WORK ITEM: Once the pictures have been set aside, copy every remaining entry exactly.

THE INPUT:
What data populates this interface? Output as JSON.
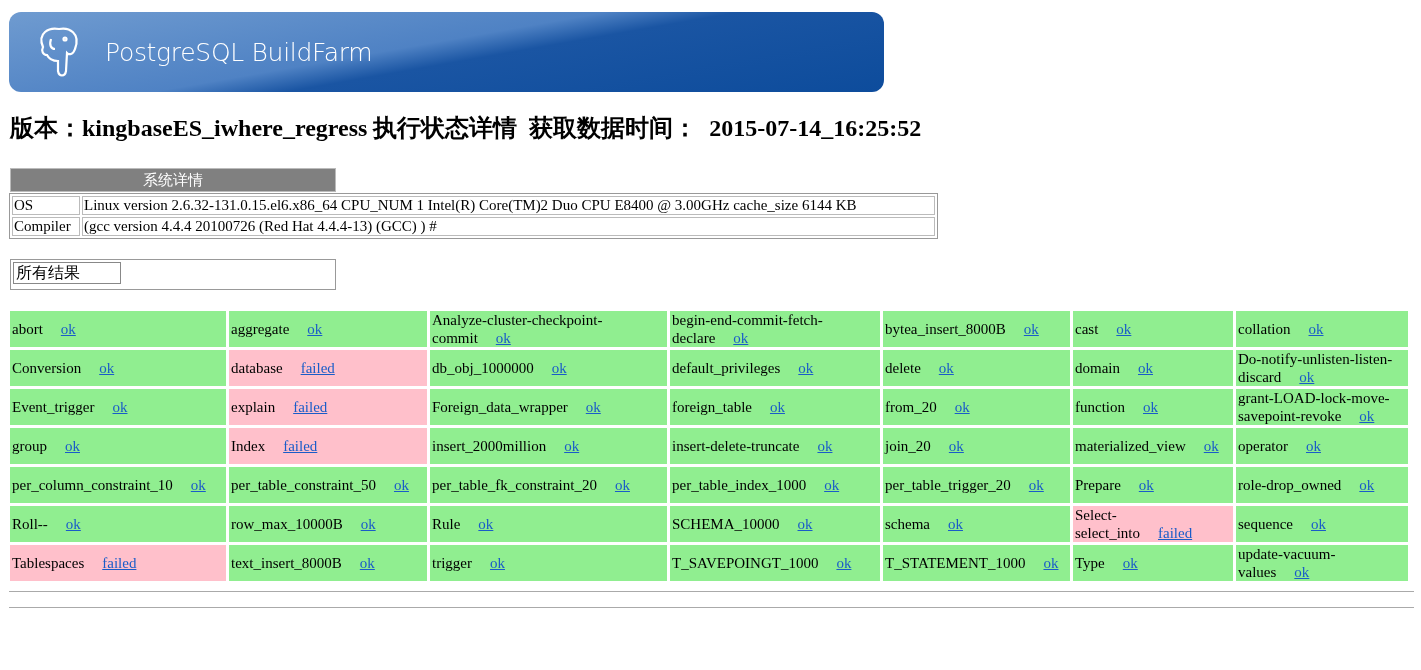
{
  "banner": {
    "title": "PostgreSQL BuildFarm"
  },
  "heading": "版本：kingbaseES_iwhere_regress 执行状态详情  获取数据时间：  2015-07-14_16:25:52",
  "system": {
    "title": "系统详情",
    "rows": [
      {
        "label": "OS",
        "value": "Linux version 2.6.32-131.0.15.el6.x86_64 CPU_NUM 1 Intel(R) Core(TM)2 Duo CPU E8400 @ 3.00GHz cache_size 6144 KB"
      },
      {
        "label": "Compiler",
        "value": "(gcc version 4.4.4 20100726 (Red Hat 4.4.4-13) (GCC) ) #"
      }
    ]
  },
  "filter": {
    "value": "所有结果"
  },
  "results": [
    [
      {
        "name": "abort",
        "status": "ok",
        "passed": true
      },
      {
        "name": "aggregate",
        "status": "ok",
        "passed": true
      },
      {
        "name": "Analyze-cluster-checkpoint-commit",
        "status": "ok",
        "passed": true
      },
      {
        "name": "begin-end-commit-fetch-declare",
        "status": "ok",
        "passed": true
      },
      {
        "name": "bytea_insert_8000B",
        "status": "ok",
        "passed": true
      },
      {
        "name": "cast",
        "status": "ok",
        "passed": true
      },
      {
        "name": "collation",
        "status": "ok",
        "passed": true
      }
    ],
    [
      {
        "name": "Conversion",
        "status": "ok",
        "passed": true
      },
      {
        "name": "database",
        "status": "failed",
        "passed": false
      },
      {
        "name": "db_obj_1000000",
        "status": "ok",
        "passed": true
      },
      {
        "name": "default_privileges",
        "status": "ok",
        "passed": true
      },
      {
        "name": "delete",
        "status": "ok",
        "passed": true
      },
      {
        "name": "domain",
        "status": "ok",
        "passed": true
      },
      {
        "name": "Do-notify-unlisten-listen-discard",
        "status": "ok",
        "passed": true
      }
    ],
    [
      {
        "name": "Event_trigger",
        "status": "ok",
        "passed": true
      },
      {
        "name": "explain",
        "status": "failed",
        "passed": false
      },
      {
        "name": "Foreign_data_wrapper",
        "status": "ok",
        "passed": true
      },
      {
        "name": "foreign_table",
        "status": "ok",
        "passed": true
      },
      {
        "name": "from_20",
        "status": "ok",
        "passed": true
      },
      {
        "name": "function",
        "status": "ok",
        "passed": true
      },
      {
        "name": "grant-LOAD-lock-move-savepoint-revoke",
        "status": "ok",
        "passed": true
      }
    ],
    [
      {
        "name": "group",
        "status": "ok",
        "passed": true
      },
      {
        "name": "Index",
        "status": "failed",
        "passed": false
      },
      {
        "name": "insert_2000million",
        "status": "ok",
        "passed": true
      },
      {
        "name": "insert-delete-truncate",
        "status": "ok",
        "passed": true
      },
      {
        "name": "join_20",
        "status": "ok",
        "passed": true
      },
      {
        "name": "materialized_view",
        "status": "ok",
        "passed": true
      },
      {
        "name": "operator",
        "status": "ok",
        "passed": true
      }
    ],
    [
      {
        "name": "per_column_constraint_10",
        "status": "ok",
        "passed": true
      },
      {
        "name": "per_table_constraint_50",
        "status": "ok",
        "passed": true
      },
      {
        "name": "per_table_fk_constraint_20",
        "status": "ok",
        "passed": true
      },
      {
        "name": "per_table_index_1000",
        "status": "ok",
        "passed": true
      },
      {
        "name": "per_table_trigger_20",
        "status": "ok",
        "passed": true
      },
      {
        "name": "Prepare",
        "status": "ok",
        "passed": true
      },
      {
        "name": "role-drop_owned",
        "status": "ok",
        "passed": true
      }
    ],
    [
      {
        "name": "Roll--",
        "status": "ok",
        "passed": true
      },
      {
        "name": "row_max_10000B",
        "status": "ok",
        "passed": true
      },
      {
        "name": "Rule",
        "status": "ok",
        "passed": true
      },
      {
        "name": "SCHEMA_10000",
        "status": "ok",
        "passed": true
      },
      {
        "name": "schema",
        "status": "ok",
        "passed": true
      },
      {
        "name": "Select-select_into",
        "status": "failed",
        "passed": false
      },
      {
        "name": "sequence",
        "status": "ok",
        "passed": true
      }
    ],
    [
      {
        "name": "Tablespaces",
        "status": "failed",
        "passed": false
      },
      {
        "name": "text_insert_8000B",
        "status": "ok",
        "passed": true
      },
      {
        "name": "trigger",
        "status": "ok",
        "passed": true
      },
      {
        "name": "T_SAVEPOINGT_1000",
        "status": "ok",
        "passed": true
      },
      {
        "name": "T_STATEMENT_1000",
        "status": "ok",
        "passed": true
      },
      {
        "name": "Type",
        "status": "ok",
        "passed": true
      },
      {
        "name": "update-vacuum-values",
        "status": "ok",
        "passed": true
      }
    ]
  ]
}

EXERCISE ANSWER:
What data populates this interface? Output as JSON.
{
  "banner": {
    "title": "PostgreSQL BuildFarm"
  },
  "heading": "版本：kingbaseES_iwhere_regress 执行状态详情  获取数据时间：  2015-07-14_16:25:52",
  "system": {
    "title": "系统详情",
    "rows": [
      {
        "label": "OS",
        "value": "Linux version 2.6.32-131.0.15.el6.x86_64 CPU_NUM 1 Intel(R) Core(TM)2 Duo CPU E8400 @ 3.00GHz cache_size 6144 KB"
      },
      {
        "label": "Compiler",
        "value": "(gcc version 4.4.4 20100726 (Red Hat 4.4.4-13) (GCC) ) #"
      }
    ]
  },
  "filter": {
    "value": "所有结果"
  },
  "results": [
    [
      {
        "name": "abort",
        "status": "ok",
        "passed": true
      },
      {
        "name": "aggregate",
        "status": "ok",
        "passed": true
      },
      {
        "name": "Analyze-cluster-checkpoint-commit",
        "status": "ok",
        "passed": true
      },
      {
        "name": "begin-end-commit-fetch-declare",
        "status": "ok",
        "passed": true
      },
      {
        "name": "bytea_insert_8000B",
        "status": "ok",
        "passed": true
      },
      {
        "name": "cast",
        "status": "ok",
        "passed": true
      },
      {
        "name": "collation",
        "status": "ok",
        "passed": true
      }
    ],
    [
      {
        "name": "Conversion",
        "status": "ok",
        "passed": true
      },
      {
        "name": "database",
        "status": "failed",
        "passed": false
      },
      {
        "name": "db_obj_1000000",
        "status": "ok",
        "passed": true
      },
      {
        "name": "default_privileges",
        "status": "ok",
        "passed": true
      },
      {
        "name": "delete",
        "status": "ok",
        "passed": true
      },
      {
        "name": "domain",
        "status": "ok",
        "passed": true
      },
      {
        "name": "Do-notify-unlisten-listen-discard",
        "status": "ok",
        "passed": true
      }
    ],
    [
      {
        "name": "Event_trigger",
        "status": "ok",
        "passed": true
      },
      {
        "name": "explain",
        "status": "failed",
        "passed": false
      },
      {
        "name": "Foreign_data_wrapper",
        "status": "ok",
        "passed": true
      },
      {
        "name": "foreign_table",
        "status": "ok",
        "passed": true
      },
      {
        "name": "from_20",
        "status": "ok",
        "passed": true
      },
      {
        "name": "function",
        "status": "ok",
        "passed": true
      },
      {
        "name": "grant-LOAD-lock-move-savepoint-revoke",
        "status": "ok",
        "passed": true
      }
    ],
    [
      {
        "name": "group",
        "status": "ok",
        "passed": true
      },
      {
        "name": "Index",
        "status": "failed",
        "passed": false
      },
      {
        "name": "insert_2000million",
        "status": "ok",
        "passed": true
      },
      {
        "name": "insert-delete-truncate",
        "status": "ok",
        "passed": true
      },
      {
        "name": "join_20",
        "status": "ok",
        "passed": true
      },
      {
        "name": "materialized_view",
        "status": "ok",
        "passed": true
      },
      {
        "name": "operator",
        "status": "ok",
        "passed": true
      }
    ],
    [
      {
        "name": "per_column_constraint_10",
        "status": "ok",
        "passed": true
      },
      {
        "name": "per_table_constraint_50",
        "status": "ok",
        "passed": true
      },
      {
        "name": "per_table_fk_constraint_20",
        "status": "ok",
        "passed": true
      },
      {
        "name": "per_table_index_1000",
        "status": "ok",
        "passed": true
      },
      {
        "name": "per_table_trigger_20",
        "status": "ok",
        "passed": true
      },
      {
        "name": "Prepare",
        "status": "ok",
        "passed": true
      },
      {
        "name": "role-drop_owned",
        "status": "ok",
        "passed": true
      }
    ],
    [
      {
        "name": "Roll--",
        "status": "ok",
        "passed": true
      },
      {
        "name": "row_max_10000B",
        "status": "ok",
        "passed": true
      },
      {
        "name": "Rule",
        "status": "ok",
        "passed": true
      },
      {
        "name": "SCHEMA_10000",
        "status": "ok",
        "passed": true
      },
      {
        "name": "schema",
        "status": "ok",
        "passed": true
      },
      {
        "name": "Select-select_into",
        "status": "failed",
        "passed": false
      },
      {
        "name": "sequence",
        "status": "ok",
        "passed": true
      }
    ],
    [
      {
        "name": "Tablespaces",
        "status": "failed",
        "passed": false
      },
      {
        "name": "text_insert_8000B",
        "status": "ok",
        "passed": true
      },
      {
        "name": "trigger",
        "status": "ok",
        "passed": true
      },
      {
        "name": "T_SAVEPOINGT_1000",
        "status": "ok",
        "passed": true
      },
      {
        "name": "T_STATEMENT_1000",
        "status": "ok",
        "passed": true
      },
      {
        "name": "Type",
        "status": "ok",
        "passed": true
      },
      {
        "name": "update-vacuum-values",
        "status": "ok",
        "passed": true
      }
    ]
  ]
}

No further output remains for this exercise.